“There is a lot of loneliness in mental health, loneliness and isolation.”
As part of this work, McPin helped co-produce the Hounslow Wellbeing Network that will launch shortly, supporting local people with mental health needs. It will place the relationship between staff and network members at the centre of all activities. The idea is for both therapeutic and peer relationships to flourish in a community-based approach that says “let’s connect and do”.
Importantly, this type of work is not happening in isolation. This week, we attended a talk to find out about a thriving organisation called Wellbeing Enterprises, based in Halton, Cheshire. For the last five years, Wellbeing Enterprises, have been on a mission ‘to help everyone be the best they can be’. They work alongside 19 GP practices to deliver wellbeing sessions and courses, allocate enterprise awards to start-up ideas and establish volunteer programmes. Through this, they are helping hundreds of people each month to set goals that improve their wellbeing by connecting with positive places and relationships.
Recently, McPin has become involved with another project, the Community Navigator study, which is very relevant to the theme of Mental Health Awareness Week. The study aims to improve social contact and reduce feelings of loneliness for people with persistent anxiety or depression. Though we may all experience loneliness from time to time, it can be a particular issue for people with mental health problems, affecting quality of life and recovery. The Community Navigator study will provide evidence about one way we might start to address this, and we are working with expert advisors in the local community to help us create a solution to best meet people’s needs. It is led by Professor Sonia Johnson and Dr Bryn Lloyd Evans at UCL Division of Psychiatry, and funded by the NIHR School of Social Care Research.

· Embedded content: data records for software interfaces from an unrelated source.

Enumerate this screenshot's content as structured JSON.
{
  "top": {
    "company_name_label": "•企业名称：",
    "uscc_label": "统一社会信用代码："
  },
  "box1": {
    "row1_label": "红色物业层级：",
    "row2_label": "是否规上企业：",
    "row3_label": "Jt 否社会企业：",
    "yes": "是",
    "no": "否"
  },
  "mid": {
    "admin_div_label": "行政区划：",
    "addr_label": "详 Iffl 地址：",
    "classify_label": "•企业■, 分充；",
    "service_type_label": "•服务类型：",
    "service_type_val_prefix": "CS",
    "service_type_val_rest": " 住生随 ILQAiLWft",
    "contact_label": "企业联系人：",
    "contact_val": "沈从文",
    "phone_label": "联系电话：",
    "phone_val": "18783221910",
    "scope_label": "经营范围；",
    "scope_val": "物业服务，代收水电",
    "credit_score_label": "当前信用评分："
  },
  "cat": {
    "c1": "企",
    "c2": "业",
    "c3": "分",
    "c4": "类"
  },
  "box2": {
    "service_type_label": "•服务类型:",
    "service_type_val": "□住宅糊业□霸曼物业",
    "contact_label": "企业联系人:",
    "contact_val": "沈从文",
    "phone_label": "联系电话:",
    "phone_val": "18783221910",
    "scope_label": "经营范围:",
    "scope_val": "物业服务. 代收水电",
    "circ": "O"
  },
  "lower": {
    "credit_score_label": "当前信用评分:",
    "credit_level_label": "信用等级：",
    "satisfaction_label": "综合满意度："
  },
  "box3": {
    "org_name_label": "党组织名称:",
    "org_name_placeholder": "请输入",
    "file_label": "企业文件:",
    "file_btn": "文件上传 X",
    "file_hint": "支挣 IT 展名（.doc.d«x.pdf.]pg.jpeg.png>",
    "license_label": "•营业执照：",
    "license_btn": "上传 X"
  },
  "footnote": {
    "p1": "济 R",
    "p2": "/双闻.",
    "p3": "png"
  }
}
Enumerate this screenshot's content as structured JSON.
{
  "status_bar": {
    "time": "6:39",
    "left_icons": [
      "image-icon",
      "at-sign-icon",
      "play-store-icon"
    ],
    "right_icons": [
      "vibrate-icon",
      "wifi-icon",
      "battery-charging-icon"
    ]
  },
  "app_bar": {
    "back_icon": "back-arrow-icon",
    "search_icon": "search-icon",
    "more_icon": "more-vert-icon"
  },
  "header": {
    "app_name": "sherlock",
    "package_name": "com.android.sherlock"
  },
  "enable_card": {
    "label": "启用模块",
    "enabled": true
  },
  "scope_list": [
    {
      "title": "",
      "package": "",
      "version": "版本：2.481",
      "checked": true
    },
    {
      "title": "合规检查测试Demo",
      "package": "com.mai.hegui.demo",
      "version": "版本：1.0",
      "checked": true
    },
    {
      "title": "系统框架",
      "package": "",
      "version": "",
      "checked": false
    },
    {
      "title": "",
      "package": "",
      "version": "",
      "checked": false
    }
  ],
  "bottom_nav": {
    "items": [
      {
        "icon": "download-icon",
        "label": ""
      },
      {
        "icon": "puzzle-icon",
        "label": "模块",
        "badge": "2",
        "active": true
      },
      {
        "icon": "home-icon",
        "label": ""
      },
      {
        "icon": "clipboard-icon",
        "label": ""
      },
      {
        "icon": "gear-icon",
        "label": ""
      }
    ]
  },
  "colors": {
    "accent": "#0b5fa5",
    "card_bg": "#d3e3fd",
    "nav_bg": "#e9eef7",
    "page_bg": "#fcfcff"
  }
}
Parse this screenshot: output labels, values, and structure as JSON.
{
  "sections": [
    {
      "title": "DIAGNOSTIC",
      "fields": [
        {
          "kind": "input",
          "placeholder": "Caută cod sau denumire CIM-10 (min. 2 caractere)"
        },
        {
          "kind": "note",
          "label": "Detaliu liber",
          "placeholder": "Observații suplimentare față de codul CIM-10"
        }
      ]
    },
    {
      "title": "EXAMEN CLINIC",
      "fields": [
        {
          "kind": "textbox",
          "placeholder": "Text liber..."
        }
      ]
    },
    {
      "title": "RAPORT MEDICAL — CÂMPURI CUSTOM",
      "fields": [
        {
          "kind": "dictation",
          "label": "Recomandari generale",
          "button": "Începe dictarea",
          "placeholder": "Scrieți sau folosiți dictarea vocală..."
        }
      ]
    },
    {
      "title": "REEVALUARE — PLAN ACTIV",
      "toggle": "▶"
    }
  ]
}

The start of research projects are always busy, and the Community Navigator Study is no exception. Part of the work has been recruiting ‘service user’ experts with experience of persistent depression and anxiety, alongside practitioners working in secondary mental health services who support this client group. We had many more applications for the working group from experts by experience than places, showing interest in this research topic on loneliness. We have formed a great team of advisors and our first two working group meetings are helping us to jointly develop a 10-week community navigator programme.
We asked members of our working group why they had got involved. Here are some reflections from a couple of experts by experience in the group:
“Healthy relationships are key to everyone’s mental wellbeing. Sometimes, traditional mental health ‘treatments’ don’t allow time to explore and address the other factors that are making a person feel isolated and lonely. Our communities often have rich untapped resources but that require some support to navigate. It is exciting to be involved in a project that is specifically working towards helping people to build social connections in a way that is meaningful to them.”
“I hope that our project will enable people like myself to begin to take their first steps forwards. For three years I struggled with agoraphobia, feeling frightened, alone and depressed, completely trapped in my isolation. One of my many hopes for our project is that we help more people like me to know that they are not alone.”
Another member of the group, working at Barnet, Enfield and Haringey (BEH) Mental Health Trust, said:
“At BEH we are delighted to be involved in this research project. Often loneliness is an issue under the radar of services despite the impact it can have on service users’ quality of life.”
How are relationships important for your wellbeing? Do you have any ideas about what our community navigator programme should involve? Get in touch with your thoughts as we would love to hear from you. You can also follow us on twitter @ucl_loneliness to receive all the latest news on the study.
At McPin we are all going to get in touch with someone we’ve not been in touch with for a while and ask how they are doing as our commitment to mental health awareness week. What will you be doing? Do let us know, we’d like to share your ideas for promoting mental health with others.